The hallway in the three-bedroom apartment on Mother Gaston Blvd. became choked with black and gray smoke. Sources said Angel was able to maneuver his way through the furniture and the flames to open a window and scream down for help.

Ortiz was rushed to the hospital after the smoky blaze that killed her nephew.

She was in the apartment on the top floor of the Howard Houses to baby-sit her sister’s son. Her own son Brandon, 8, remains in the hospital, according to his father, Juan Paez, 50.

“I’m in shock. It’s so hard for me,” said Paez, who told The News he and Ortiz met in the 1990s and fell in love. They never married despite having two children together, he said. They split after Brandon was born, but remained close friends, he added.

He described Ortiz as a “great mother” who always helped her family out. Paez said he felt “totally devastated” by the news. He’d spoken to Ortiz, who was from the Dominican Republic, the night before the fire and she had let little Ivan gurgle into the phone, he said.
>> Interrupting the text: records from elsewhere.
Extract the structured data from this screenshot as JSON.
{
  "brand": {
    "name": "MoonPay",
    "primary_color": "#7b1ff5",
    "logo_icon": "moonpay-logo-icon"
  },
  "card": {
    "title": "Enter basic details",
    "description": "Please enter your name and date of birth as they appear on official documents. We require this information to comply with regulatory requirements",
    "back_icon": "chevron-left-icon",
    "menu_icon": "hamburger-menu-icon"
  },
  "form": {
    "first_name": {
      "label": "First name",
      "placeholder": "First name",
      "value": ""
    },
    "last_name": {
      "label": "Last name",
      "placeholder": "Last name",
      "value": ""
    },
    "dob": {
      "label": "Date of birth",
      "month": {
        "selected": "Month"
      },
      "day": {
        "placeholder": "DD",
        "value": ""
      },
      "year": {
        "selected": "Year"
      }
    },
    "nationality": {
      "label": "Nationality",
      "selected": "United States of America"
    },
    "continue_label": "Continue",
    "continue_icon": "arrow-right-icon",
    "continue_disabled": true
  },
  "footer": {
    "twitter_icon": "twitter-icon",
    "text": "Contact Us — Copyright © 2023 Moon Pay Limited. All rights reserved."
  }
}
“I was in a bad mood and that little kid cheered me up. That baby was so beautiful,” Paez said.

The family was working with the Red Cross to find a place to go. None of them has been able to return to their charred home.

A preliminary investigation indicated the fire began in a refrigerator, an appliance not supplied by the New York City Housing Authority.

“I’d like to send my condolences out to the family,” said Brooklyn Borough President Eric Adams. “When a child dies in our community ... it reverberates throughout our entire community.”

Adams lent his support to a fund-raising effort to help the family with funeral expenses for both its lost members. Ortiz reportedly died without any life insurance.